The California High Speed Rail Authority has promised to do just this by proposing to build a high-speed rail between San Francisco and Los Angeles. The so-called bullet train is projected to travel at speeds of up to 200 mph, which means that it can travel from Los Angeles to San Francisco in about two to three hours. Sweet! Right? Well, sure, on paper it may sound amazing, innovative and a dream come true for students who live in cities where the train may stop, but a further look into the logistics of the project prove it to be a waste of time and precious resources.
Recently, Ralph Vartabedian, a journalist for the Los Angeles Times, published an article revealing the truth revolving around the project itself. Some of the biggest concerns with this project are the uber-high budget and environmental concerns, such as digging into unknown earthquake faults.
The current budget for the high-speed rail project is currently set at $68 billion, an already ludicrous price to build this project, part of which relies on funding from taxpayer money. A 2013 study from The Reason Foundation, a public policy research think tank, stated the project relies on “$9 billion in California Proposition 1A general obligation bonds and $3.5 billion in federal grants.” Other sources of funding are unknown for now, but it just seems outrageous that the government is pouring billions of taxpayer dollars into something that isn’t in dire need. That amount of money would be much better off dispersed among our K-12 public schools where they can offer our teachers a more-than-decent, living wage. That money should go toward the growth and development of our communities in need as well as investing in new forms of efficient energy to replace our aging power grid and fixing our infrastructure. Our education and our communities are worthier investments than a high-speed rail right now and both the state and the public should be aware of the greater damage the construction of the bullet-train may inflict.
Part of that thinking is also keeping in mind the wellbeing of our environment. In order to put down the tracks for this high-speed rail, crews have to dig and tunnel into the earth. Being in earthquake country, that digging and tunneling can be hazardous because someone could be digging into an unmapped earthquake fault. Doing so, can induce larger, more powerful earthquakes in the future. Vartabedian mentions that “crews will have to cross … through a jumble of fractured rock formations and a maze of earthquake faults, some of which are not mapped.” Of course, in recent years we have heard that we are due for a big earthquake, and we should reduce that possibility by not harming the Earth in this way.

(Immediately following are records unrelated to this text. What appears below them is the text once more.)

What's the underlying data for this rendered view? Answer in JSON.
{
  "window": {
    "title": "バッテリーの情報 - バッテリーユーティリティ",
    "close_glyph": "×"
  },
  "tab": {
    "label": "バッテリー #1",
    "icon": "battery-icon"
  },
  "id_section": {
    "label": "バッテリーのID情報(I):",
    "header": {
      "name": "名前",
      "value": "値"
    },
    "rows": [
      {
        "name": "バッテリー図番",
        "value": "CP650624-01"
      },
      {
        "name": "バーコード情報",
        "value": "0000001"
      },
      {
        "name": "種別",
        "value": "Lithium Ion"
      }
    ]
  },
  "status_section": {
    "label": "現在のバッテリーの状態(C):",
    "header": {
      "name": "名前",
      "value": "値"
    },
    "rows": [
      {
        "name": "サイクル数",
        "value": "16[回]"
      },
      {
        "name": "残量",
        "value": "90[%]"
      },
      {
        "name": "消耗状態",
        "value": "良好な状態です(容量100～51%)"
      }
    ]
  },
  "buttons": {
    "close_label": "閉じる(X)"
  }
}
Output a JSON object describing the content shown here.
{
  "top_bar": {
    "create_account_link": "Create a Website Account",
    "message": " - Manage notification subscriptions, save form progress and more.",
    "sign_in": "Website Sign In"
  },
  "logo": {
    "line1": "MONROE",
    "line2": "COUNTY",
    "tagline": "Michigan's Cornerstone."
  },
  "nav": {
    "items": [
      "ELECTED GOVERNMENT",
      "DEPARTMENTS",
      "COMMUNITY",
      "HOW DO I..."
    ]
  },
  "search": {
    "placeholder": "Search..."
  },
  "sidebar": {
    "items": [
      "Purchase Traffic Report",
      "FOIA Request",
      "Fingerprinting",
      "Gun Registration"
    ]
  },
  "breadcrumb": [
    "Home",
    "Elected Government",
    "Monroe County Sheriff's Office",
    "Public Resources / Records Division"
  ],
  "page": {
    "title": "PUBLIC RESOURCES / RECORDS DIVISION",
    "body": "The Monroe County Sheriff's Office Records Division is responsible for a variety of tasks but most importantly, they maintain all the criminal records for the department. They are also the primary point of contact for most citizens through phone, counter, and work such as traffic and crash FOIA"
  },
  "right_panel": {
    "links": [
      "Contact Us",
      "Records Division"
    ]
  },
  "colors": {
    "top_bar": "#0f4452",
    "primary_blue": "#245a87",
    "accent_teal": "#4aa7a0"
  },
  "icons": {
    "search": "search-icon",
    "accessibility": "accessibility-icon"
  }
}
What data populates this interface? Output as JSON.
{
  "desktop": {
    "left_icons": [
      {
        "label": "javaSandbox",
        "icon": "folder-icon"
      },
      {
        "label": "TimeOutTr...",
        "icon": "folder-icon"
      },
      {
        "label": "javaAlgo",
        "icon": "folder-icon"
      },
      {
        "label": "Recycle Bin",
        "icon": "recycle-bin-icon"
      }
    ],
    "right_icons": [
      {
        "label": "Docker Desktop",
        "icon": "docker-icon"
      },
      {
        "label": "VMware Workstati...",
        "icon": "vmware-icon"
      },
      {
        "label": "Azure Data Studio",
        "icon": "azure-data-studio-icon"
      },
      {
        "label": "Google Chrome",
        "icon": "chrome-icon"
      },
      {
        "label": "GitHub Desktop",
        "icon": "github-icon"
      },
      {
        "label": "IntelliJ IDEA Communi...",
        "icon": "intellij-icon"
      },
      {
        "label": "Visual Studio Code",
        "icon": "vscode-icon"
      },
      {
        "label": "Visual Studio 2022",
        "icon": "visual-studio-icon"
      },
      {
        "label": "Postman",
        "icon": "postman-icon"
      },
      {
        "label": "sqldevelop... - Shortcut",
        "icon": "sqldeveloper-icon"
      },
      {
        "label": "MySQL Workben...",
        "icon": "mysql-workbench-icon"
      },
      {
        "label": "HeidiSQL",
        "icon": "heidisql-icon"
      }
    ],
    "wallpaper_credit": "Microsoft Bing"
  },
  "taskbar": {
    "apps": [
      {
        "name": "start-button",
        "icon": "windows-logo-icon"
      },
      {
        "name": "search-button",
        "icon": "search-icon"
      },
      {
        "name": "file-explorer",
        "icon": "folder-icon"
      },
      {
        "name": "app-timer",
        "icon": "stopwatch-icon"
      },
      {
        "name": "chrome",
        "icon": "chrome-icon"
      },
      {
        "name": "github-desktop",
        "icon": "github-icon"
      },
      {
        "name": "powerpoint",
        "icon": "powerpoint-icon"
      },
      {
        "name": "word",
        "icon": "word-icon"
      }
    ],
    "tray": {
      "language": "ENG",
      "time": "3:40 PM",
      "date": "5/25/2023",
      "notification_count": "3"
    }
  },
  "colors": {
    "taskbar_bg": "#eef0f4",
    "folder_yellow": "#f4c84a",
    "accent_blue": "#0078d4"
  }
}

We need to keep the only home we have safe and intact.
While it would be nice to be back in San Jose after a two to three hour train ride, the high-speed rail project sounds far too good to be true, because we are risking the wellbeing of our environment and neglecting the bigger issues that exist in our communities and public schools. So, the project should be indefinitely put on hold so we can focus on the dire issues in our communities now. We all need to make sacrifices, but giving up on this high-speed rail is not the end all, be all.